----- RECORDED INFORMATION -----

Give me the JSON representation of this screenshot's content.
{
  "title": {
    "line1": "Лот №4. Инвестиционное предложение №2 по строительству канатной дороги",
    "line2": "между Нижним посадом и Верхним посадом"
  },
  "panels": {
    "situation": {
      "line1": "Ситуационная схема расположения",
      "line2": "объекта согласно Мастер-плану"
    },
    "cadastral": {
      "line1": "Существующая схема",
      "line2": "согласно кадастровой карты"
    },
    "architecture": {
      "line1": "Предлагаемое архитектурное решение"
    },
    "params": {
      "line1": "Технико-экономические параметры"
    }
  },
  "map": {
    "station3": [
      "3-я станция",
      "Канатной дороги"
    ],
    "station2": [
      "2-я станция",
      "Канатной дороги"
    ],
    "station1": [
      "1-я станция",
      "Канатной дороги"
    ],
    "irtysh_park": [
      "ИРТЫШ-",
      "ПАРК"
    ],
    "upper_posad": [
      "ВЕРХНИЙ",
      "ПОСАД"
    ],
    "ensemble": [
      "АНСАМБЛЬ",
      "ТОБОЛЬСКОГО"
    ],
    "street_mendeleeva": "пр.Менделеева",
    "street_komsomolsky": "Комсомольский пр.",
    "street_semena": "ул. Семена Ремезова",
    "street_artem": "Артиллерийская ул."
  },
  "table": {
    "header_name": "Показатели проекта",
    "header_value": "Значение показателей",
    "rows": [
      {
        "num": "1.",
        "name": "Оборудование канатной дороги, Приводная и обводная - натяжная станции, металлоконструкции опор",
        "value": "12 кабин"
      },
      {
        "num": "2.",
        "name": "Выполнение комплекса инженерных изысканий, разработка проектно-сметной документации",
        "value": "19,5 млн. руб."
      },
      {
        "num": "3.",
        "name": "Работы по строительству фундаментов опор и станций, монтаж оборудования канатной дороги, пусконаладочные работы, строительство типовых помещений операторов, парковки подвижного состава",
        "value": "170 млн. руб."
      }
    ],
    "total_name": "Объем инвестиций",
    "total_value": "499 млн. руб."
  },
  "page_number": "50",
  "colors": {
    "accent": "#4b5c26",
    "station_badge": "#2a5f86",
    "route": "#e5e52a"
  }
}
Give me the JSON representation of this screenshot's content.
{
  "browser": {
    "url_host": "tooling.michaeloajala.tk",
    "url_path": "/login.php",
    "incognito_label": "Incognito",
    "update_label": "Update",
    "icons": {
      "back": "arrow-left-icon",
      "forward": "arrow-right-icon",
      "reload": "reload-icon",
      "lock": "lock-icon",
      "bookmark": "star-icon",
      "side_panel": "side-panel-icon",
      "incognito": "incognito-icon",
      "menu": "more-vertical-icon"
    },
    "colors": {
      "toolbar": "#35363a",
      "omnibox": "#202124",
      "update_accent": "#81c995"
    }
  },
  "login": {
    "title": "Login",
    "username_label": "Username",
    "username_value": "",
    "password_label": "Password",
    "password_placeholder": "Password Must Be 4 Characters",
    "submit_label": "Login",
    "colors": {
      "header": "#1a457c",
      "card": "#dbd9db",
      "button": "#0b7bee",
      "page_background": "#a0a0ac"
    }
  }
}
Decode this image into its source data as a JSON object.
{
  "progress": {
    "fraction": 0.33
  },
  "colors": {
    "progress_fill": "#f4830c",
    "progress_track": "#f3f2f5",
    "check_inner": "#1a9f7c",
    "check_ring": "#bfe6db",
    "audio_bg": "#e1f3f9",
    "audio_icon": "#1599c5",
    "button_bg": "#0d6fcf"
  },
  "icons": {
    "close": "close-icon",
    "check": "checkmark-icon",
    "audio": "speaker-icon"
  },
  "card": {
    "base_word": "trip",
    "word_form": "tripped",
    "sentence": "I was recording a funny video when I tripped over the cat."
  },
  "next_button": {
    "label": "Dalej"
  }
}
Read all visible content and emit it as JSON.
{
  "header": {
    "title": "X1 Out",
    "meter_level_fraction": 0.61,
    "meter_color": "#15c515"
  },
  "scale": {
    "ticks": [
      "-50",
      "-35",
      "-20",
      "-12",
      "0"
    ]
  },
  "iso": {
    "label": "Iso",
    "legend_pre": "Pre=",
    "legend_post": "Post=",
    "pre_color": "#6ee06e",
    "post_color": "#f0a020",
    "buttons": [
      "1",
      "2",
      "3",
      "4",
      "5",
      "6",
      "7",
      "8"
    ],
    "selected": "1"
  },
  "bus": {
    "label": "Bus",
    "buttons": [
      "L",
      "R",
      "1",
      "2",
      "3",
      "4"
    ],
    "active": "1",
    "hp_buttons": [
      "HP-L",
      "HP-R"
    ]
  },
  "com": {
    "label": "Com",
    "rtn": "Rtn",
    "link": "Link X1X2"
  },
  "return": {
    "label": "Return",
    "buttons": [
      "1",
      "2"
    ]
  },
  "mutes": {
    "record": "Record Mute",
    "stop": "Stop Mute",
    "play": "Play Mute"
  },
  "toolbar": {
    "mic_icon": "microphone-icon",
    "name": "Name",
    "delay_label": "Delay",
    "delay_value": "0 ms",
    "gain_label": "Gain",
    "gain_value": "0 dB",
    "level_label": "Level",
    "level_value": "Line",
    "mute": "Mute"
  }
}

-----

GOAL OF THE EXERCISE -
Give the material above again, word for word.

RESPONSE BELOW -
Give me the JSON representation of this screenshot's content.
{
  "title": {
    "line1": "Лот №4. Инвестиционное предложение №2 по строительству канатной дороги",
    "line2": "между Нижним посадом и Верхним посадом"
  },
  "panels": {
    "situation": {
      "line1": "Ситуационная схема расположения",
      "line2": "объекта согласно Мастер-плану"
    },
    "cadastral": {
      "line1": "Существующая схема",
      "line2": "согласно кадастровой карты"
    },
    "architecture": {
      "line1": "Предлагаемое архитектурное решение"
    },
    "params": {
      "line1": "Технико-экономические параметры"
    }
  },
  "map": {
    "station3": [
      "3-я станция",
      "Канатной дороги"
    ],
    "station2": [
      "2-я станция",
      "Канатной дороги"
    ],
    "station1": [
      "1-я станция",
      "Канатной дороги"
    ],
    "irtysh_park": [
      "ИРТЫШ-",
      "ПАРК"
    ],
    "upper_posad": [
      "ВЕРХНИЙ",
      "ПОСАД"
    ],
    "ensemble": [
      "АНСАМБЛЬ",
      "ТОБОЛЬСКОГО"
    ],
    "street_mendeleeva": "пр.Менделеева",
    "street_komsomolsky": "Комсомольский пр.",
    "street_semena": "ул. Семена Ремезова",
    "street_artem": "Артиллерийская ул."
  },
  "table": {
    "header_name": "Показатели проекта",
    "header_value": "Значение показателей",
    "rows": [
      {
        "num": "1.",
        "name": "Оборудование канатной дороги, Приводная и обводная - натяжная станции, металлоконструкции опор",
        "value": "12 кабин"
      },
      {
        "num": "2.",
        "name": "Выполнение комплекса инженерных изысканий, разработка проектно-сметной документации",
        "value": "19,5 млн. руб."
      },
      {
        "num": "3.",
        "name": "Работы по строительству фундаментов опор и станций, монтаж оборудования канатной дороги, пусконаладочные работы, строительство типовых помещений операторов, парковки подвижного состава",
        "value": "170 млн. руб."
      }
    ],
    "total_name": "Объем инвестиций",
    "total_value": "499 млн. руб."
  },
  "page_number": "50",
  "colors": {
    "accent": "#4b5c26",
    "station_badge": "#2a5f86",
    "route": "#e5e52a"
  }
}
Give me the JSON representation of this screenshot's content.
{
  "browser": {
    "url_host": "tooling.michaeloajala.tk",
    "url_path": "/login.php",
    "incognito_label": "Incognito",
    "update_label": "Update",
    "icons": {
      "back": "arrow-left-icon",
      "forward": "arrow-right-icon",
      "reload": "reload-icon",
      "lock": "lock-icon",
      "bookmark": "star-icon",
      "side_panel": "side-panel-icon",
      "incognito": "incognito-icon",
      "menu": "more-vertical-icon"
    },
    "colors": {
      "toolbar": "#35363a",
      "omnibox": "#202124",
      "update_accent": "#81c995"
    }
  },
  "login": {
    "title": "Login",
    "username_label": "Username",
    "username_value": "",
    "password_label": "Password",
    "password_placeholder": "Password Must Be 4 Characters",
    "submit_label": "Login",
    "colors": {
      "header": "#1a457c",
      "card": "#dbd9db",
      "button": "#0b7bee",
      "page_background": "#a0a0ac"
    }
  }
}
Decode this image into its source data as a JSON object.
{
  "progress": {
    "fraction": 0.33
  },
  "colors": {
    "progress_fill": "#f4830c",
    "progress_track": "#f3f2f5",
    "check_inner": "#1a9f7c",
    "check_ring": "#bfe6db",
    "audio_bg": "#e1f3f9",
    "audio_icon": "#1599c5",
    "button_bg": "#0d6fcf"
  },
  "icons": {
    "close": "close-icon",
    "check": "checkmark-icon",
    "audio": "speaker-icon"
  },
  "card": {
    "base_word": "trip",
    "word_form": "tripped",
    "sentence": "I was recording a funny video when I tripped over the cat."
  },
  "next_button": {
    "label": "Dalej"
  }
}
Read all visible content and emit it as JSON.
{
  "header": {
    "title": "X1 Out",
    "meter_level_fraction": 0.61,
    "meter_color": "#15c515"
  },
  "scale": {
    "ticks": [
      "-50",
      "-35",
      "-20",
      "-12",
      "0"
    ]
  },
  "iso": {
    "label": "Iso",
    "legend_pre": "Pre=",
    "legend_post": "Post=",
    "pre_color": "#6ee06e",
    "post_color": "#f0a020",
    "buttons": [
      "1",
      "2",
      "3",
      "4",
      "5",
      "6",
      "7",
      "8"
    ],
    "selected": "1"
  },
  "bus": {
    "label": "Bus",
    "buttons": [
      "L",
      "R",
      "1",
      "2",
      "3",
      "4"
    ],
    "active": "1",
    "hp_buttons": [
      "HP-L",
      "HP-R"
    ]
  },
  "com": {
    "label": "Com",
    "rtn": "Rtn",
    "link": "Link X1X2"
  },
  "return": {
    "label": "Return",
    "buttons": [
      "1",
      "2"
    ]
  },
  "mutes": {
    "record": "Record Mute",
    "stop": "Stop Mute",
    "play": "Play Mute"
  },
  "toolbar": {
    "mic_icon": "microphone-icon",
    "name": "Name",
    "delay_label": "Delay",
    "delay_value": "0 ms",
    "gain_label": "Gain",
    "gain_value": "0 dB",
    "level_label": "Level",
    "level_value": "Line",
    "mute": "Mute"
  }
}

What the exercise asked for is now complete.